Your relational health may need a little attention!
With the loss of your partner, the person you expected to do life with, you may be feeling rejected and vulnerable. Other relationships can be affected because friends and family feel they have to choose between you and your partner or will distance themselves from you. Suddenly you’re the single person in your friendship circle that may be filled with couples. Grief, its emotional baggage and changing roles all affect your ability to relate and maintain connection to others. You may be too busy just trying to keep going and too physically tired to reach out to others.
To grow healthy relationships you will need to engage with the grief process and heal the negative emotions, learn about who you are now, manage your health, develop healthy boundaries and rally supportive friends. You will also need to discover how your past relationship problems and patterns effect your current relationships see Why unhealed people attract unhealthy relationships from the Boundaries Book Team .
Some blogs to helps with this include:
- Grief process It takes more than a bandaid for the wounds of grief
- Emotions deal with the negative emotions of grief

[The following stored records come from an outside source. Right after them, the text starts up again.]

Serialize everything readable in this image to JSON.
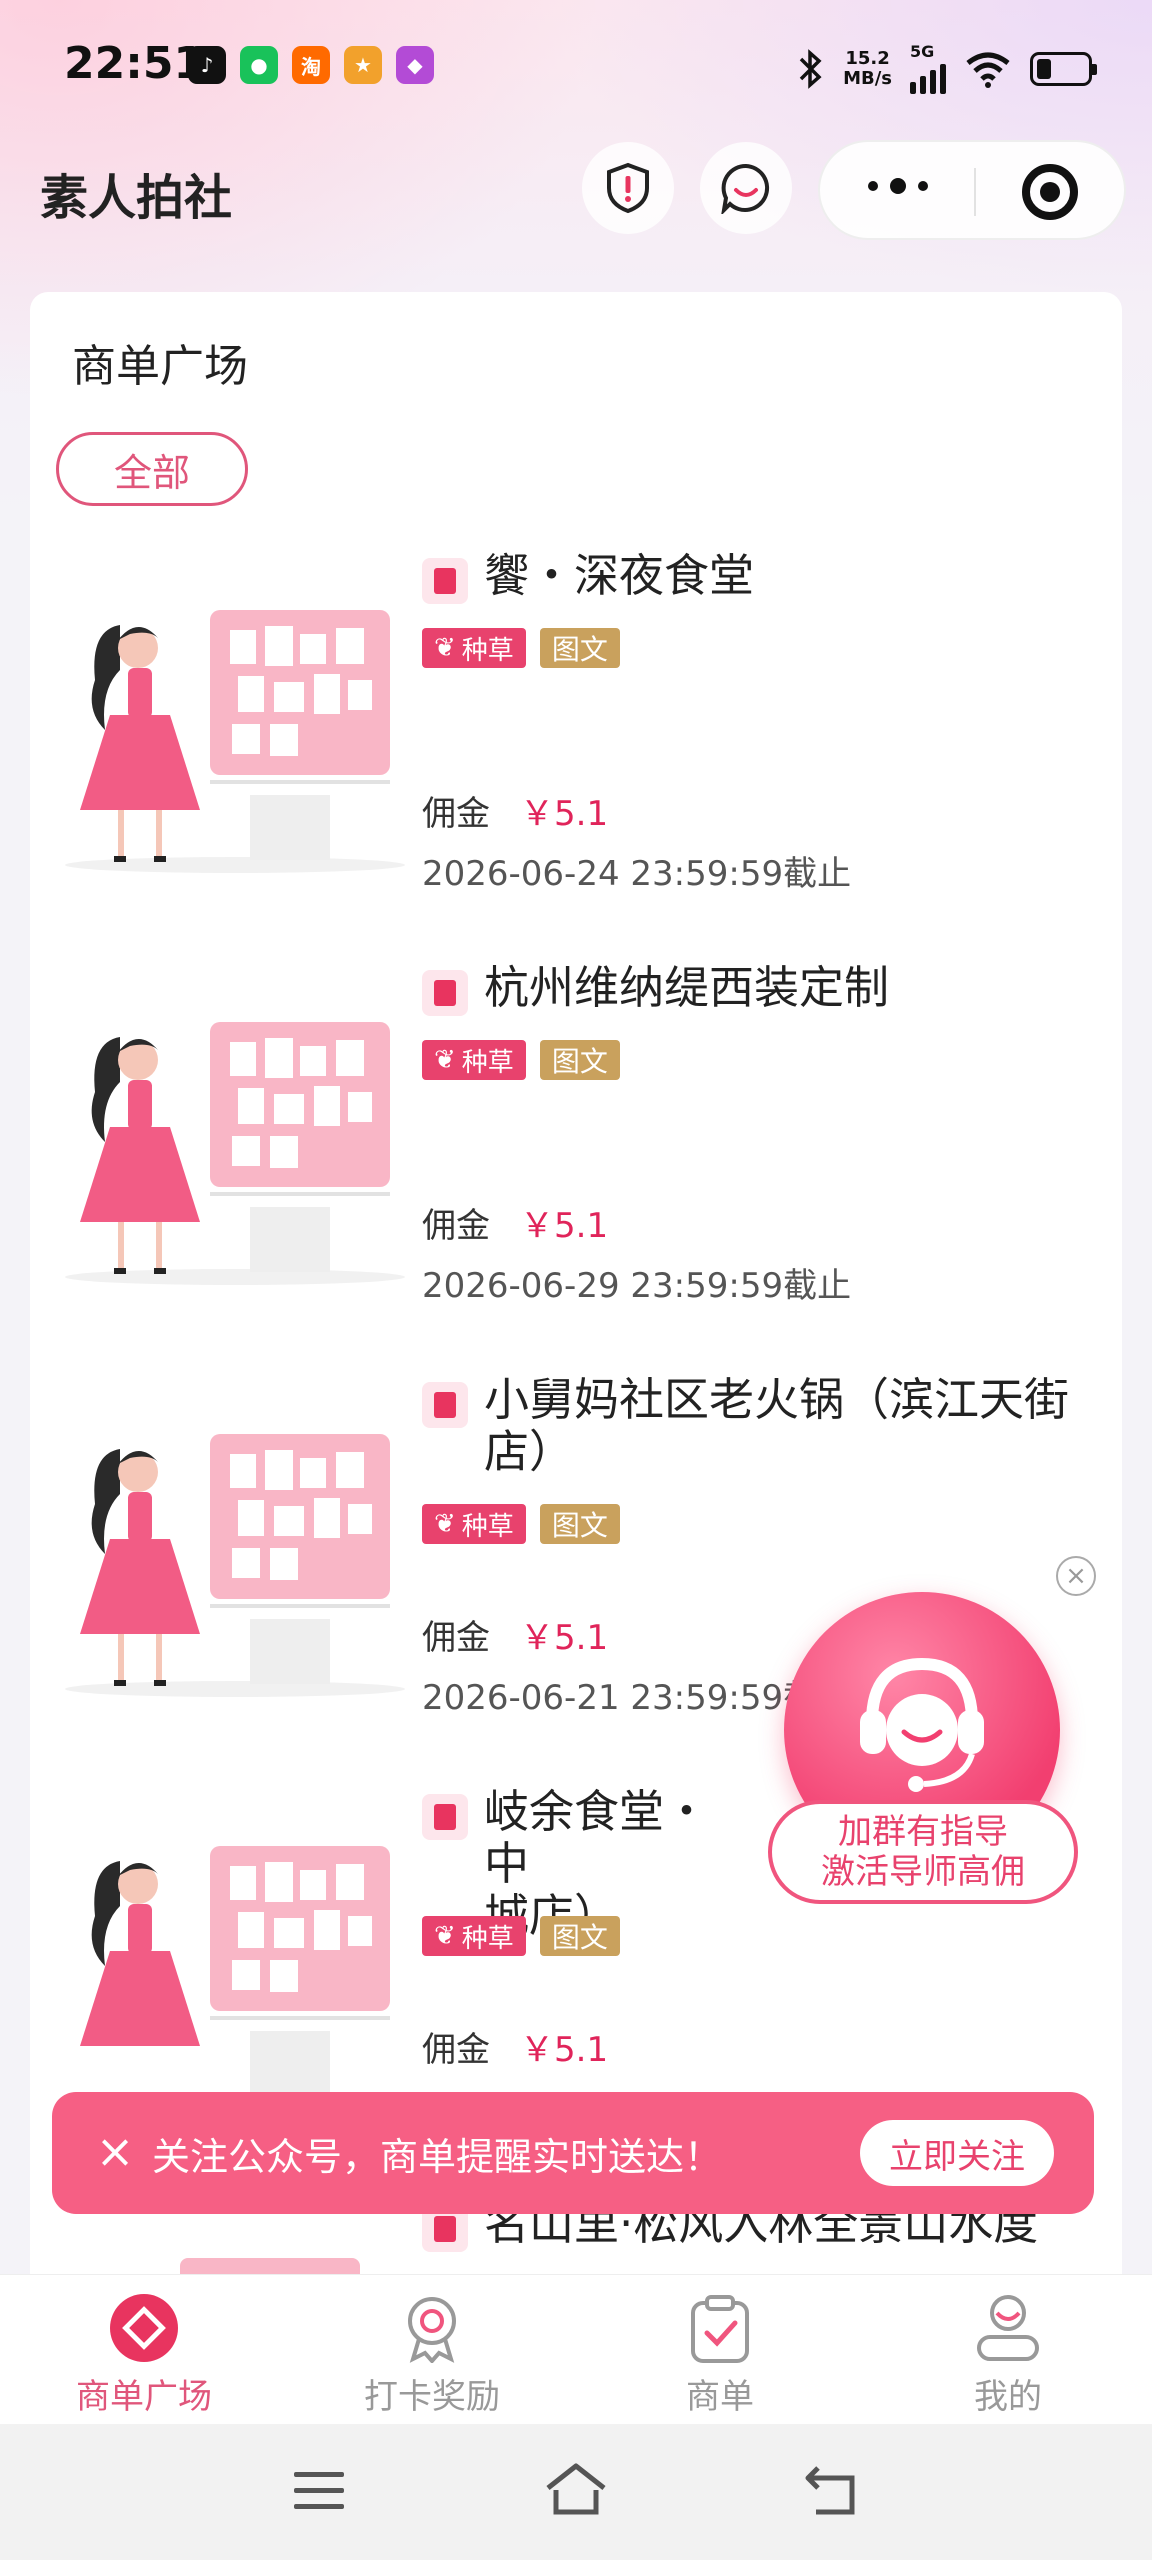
{
  "status_bar": {
    "time": "22:51",
    "speed_value": "15.2",
    "speed_unit": "MB/s",
    "network": "5G",
    "app_icons": [
      "tiktok-icon",
      "wechat-icon",
      "taobao-icon",
      "game-icon",
      "chat-app-icon"
    ]
  },
  "header": {
    "title": "素人拍社",
    "buttons": [
      "shield-alert-icon",
      "chat-bubble-icon",
      "more-dots-icon",
      "record-target-icon"
    ]
  },
  "main": {
    "section_title": "商单广场",
    "filter_chip": "全部",
    "commission_label": "佣金",
    "items": [
      {
        "title": "饗・深夜食堂",
        "tags": [
          "种草",
          "图文"
        ],
        "price": "￥5.1",
        "deadline": "2026-06-24 23:59:59截止"
      },
      {
        "title": "杭州维纳缇西装定制",
        "tags": [
          "种草",
          "图文"
        ],
        "price": "￥5.1",
        "deadline": "2026-06-29 23:59:59截止"
      },
      {
        "title": "小舅妈社区老火锅（滨江天街店）",
        "tags": [
          "种草",
          "图文"
        ],
        "price": "￥5.1",
        "deadline": "2026-06-21 23:59:59截"
      },
      {
        "title": "岐余食堂・中",
        "title2": "城店）",
        "tags": [
          "种草",
          "图文"
        ],
        "price": "￥5.1",
        "deadline": ""
      },
      {
        "title": "名山里·松风入林全景山水度",
        "tags": [],
        "price": "",
        "deadline": ""
      }
    ]
  },
  "floating_service": {
    "line1": "加群有指导",
    "line2": "激活导师高佣"
  },
  "follow_banner": {
    "text": "关注公众号，商单提醒实时送达！",
    "button": "立即关注"
  },
  "tabbar": {
    "tabs": [
      {
        "label": "商单广场",
        "active": true
      },
      {
        "label": "打卡奖励",
        "active": false
      },
      {
        "label": "商单",
        "active": false
      },
      {
        "label": "我的",
        "active": false
      }
    ]
  },
  "colors": {
    "accent": "#e8426d",
    "gold_tag": "#c9a15d",
    "price": "#e0245a"
  }
}
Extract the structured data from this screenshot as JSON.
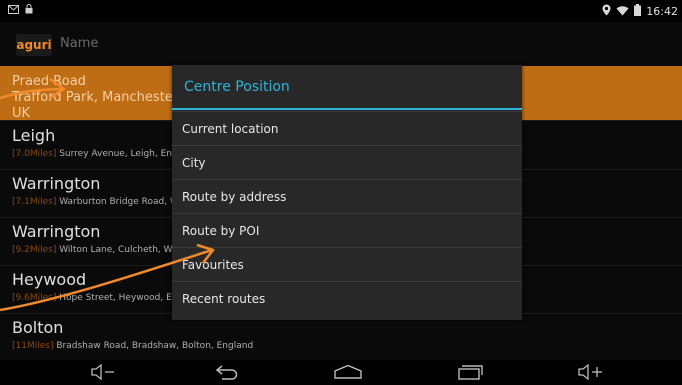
{
  "status_bar": {
    "time": "16:42",
    "icons_left": [
      "mail-icon",
      "lock-icon"
    ],
    "icons_right": [
      "location-icon",
      "wifi-icon",
      "battery-icon"
    ]
  },
  "header": {
    "logo_text": "aguri",
    "sort_label": "Name"
  },
  "list": {
    "items": [
      {
        "title": "Praed Road",
        "line2": "Trafford Park, Manchester",
        "line3": "UK",
        "selected": true
      },
      {
        "title": "Leigh",
        "miles": "[7.0Miles]",
        "address": "Surrey Avenue, Leigh, Eng"
      },
      {
        "title": "Warrington",
        "miles": "[7.1Miles]",
        "address": "Warburton Bridge Road, W"
      },
      {
        "title": "Warrington",
        "miles": "[9.2Miles]",
        "address": "Wilton Lane, Culcheth, W"
      },
      {
        "title": "Heywood",
        "miles": "[9.6Miles]",
        "address": "Hope Street, Heywood, En"
      },
      {
        "title": "Bolton",
        "miles": "[11Miles]",
        "address": "Bradshaw Road, Bradshaw, Bolton, England"
      }
    ]
  },
  "dialog": {
    "title": "Centre Position",
    "options": [
      "Current location",
      "City",
      "Route by address",
      "Route by POI",
      "Favourites",
      "Recent routes"
    ]
  },
  "nav_bar": {
    "buttons": [
      "volume-down-icon",
      "back-icon",
      "home-icon",
      "recent-apps-icon",
      "volume-up-icon"
    ]
  },
  "colors": {
    "accent": "#2fb3dd",
    "highlight": "#bf6d14",
    "annotation_arrow": "#f08a2a",
    "background_frame": "#f5dcc4"
  }
}
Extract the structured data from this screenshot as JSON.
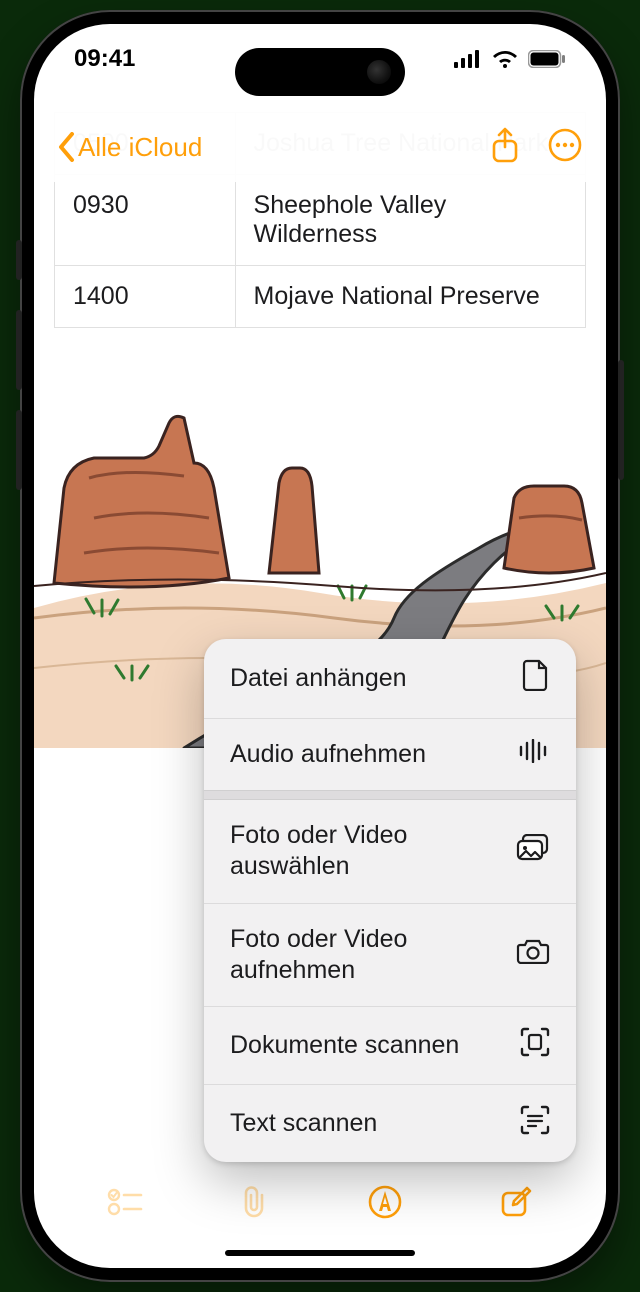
{
  "status": {
    "time": "09:41"
  },
  "nav": {
    "back_label": "Alle iCloud"
  },
  "table": {
    "rows": [
      {
        "time": "0500",
        "place": "Joshua Tree National Park",
        "faded": true
      },
      {
        "time": "0930",
        "place": "Sheephole Valley Wilderness",
        "faded": false
      },
      {
        "time": "1400",
        "place": "Mojave National Preserve",
        "faded": false
      }
    ]
  },
  "menu": {
    "items": [
      {
        "id": "attach-file",
        "label": "Datei anhängen",
        "icon": "document-icon"
      },
      {
        "id": "record-audio",
        "label": "Audio aufnehmen",
        "icon": "waveform-icon"
      },
      {
        "sep": true
      },
      {
        "id": "choose-media",
        "label": "Foto oder Video auswählen",
        "icon": "photo-library-icon"
      },
      {
        "id": "capture-media",
        "label": "Foto oder Video aufnehmen",
        "icon": "camera-icon"
      },
      {
        "id": "scan-docs",
        "label": "Dokumente scannen",
        "icon": "doc-scanner-icon"
      },
      {
        "id": "scan-text",
        "label": "Text scannen",
        "icon": "text-scanner-icon"
      }
    ]
  },
  "colors": {
    "accent": "#ff9f0a"
  }
}
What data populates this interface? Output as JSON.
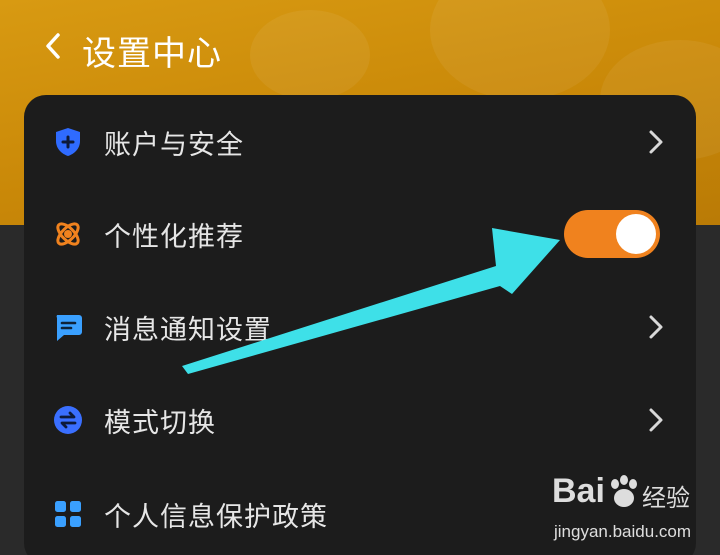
{
  "header": {
    "title": "设置中心",
    "back_icon": "chevron-left-icon"
  },
  "settings": {
    "items": [
      {
        "label": "账户与安全",
        "icon": "shield-plus-icon",
        "icon_color": "#2f6bff",
        "control": "chevron"
      },
      {
        "label": "个性化推荐",
        "icon": "atom-icon",
        "icon_color": "#f0821e",
        "control": "toggle",
        "toggle_on": true
      },
      {
        "label": "消息通知设置",
        "icon": "chat-bubble-icon",
        "icon_color": "#3aa0ff",
        "control": "chevron"
      },
      {
        "label": "模式切换",
        "icon": "switch-circle-icon",
        "icon_color": "#3a6fff",
        "control": "chevron"
      },
      {
        "label": "个人信息保护政策",
        "icon": "grid-apps-icon",
        "icon_color": "#3aa0ff",
        "control": "chevron"
      }
    ]
  },
  "annotation": {
    "arrow_color": "#3ee0e8",
    "points_to": "个性化推荐 toggle"
  },
  "watermark": {
    "logo": "Bai",
    "brand": "经验",
    "url": "jingyan.baidu.com"
  },
  "colors": {
    "header_bg": "#d2920e",
    "card_bg": "#1c1c1c",
    "toggle_on": "#f0821e"
  }
}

- Know who you are 5 steps to adapt to being single again
- Manage your health 7 ways to improve your health and health
- Personal boundaries 3 ways to hold your personal boundaries
It’s important to grow your support network
To establish who you are connected to, look at the blog ‘increasing your support’ which contains instructions on how to identify your circles of support.
The end of a relationship can decimate most of these circles. You lose your partner from the inner circle. You lose friends and you may change your neighbourhood or activities losing the wider social circle.
To grow the inner circle generally you will bring in people with whom you have a friendship, so one of the keys to growing a support network at the end of a relationship is to increase your social network from which you gain friends, and then cultivate new friendships.
Friendships need nurturing. Like everything else they take time and energy. Relationships are reciprocal. You cannot just take from friends, you have to give too. You need to develop yourself so you have something to offer others. In the early days at the end of my marriage I chose to put time into relationships that were mutual, distancing myself from people who dumped on me continually when I was already overloaded.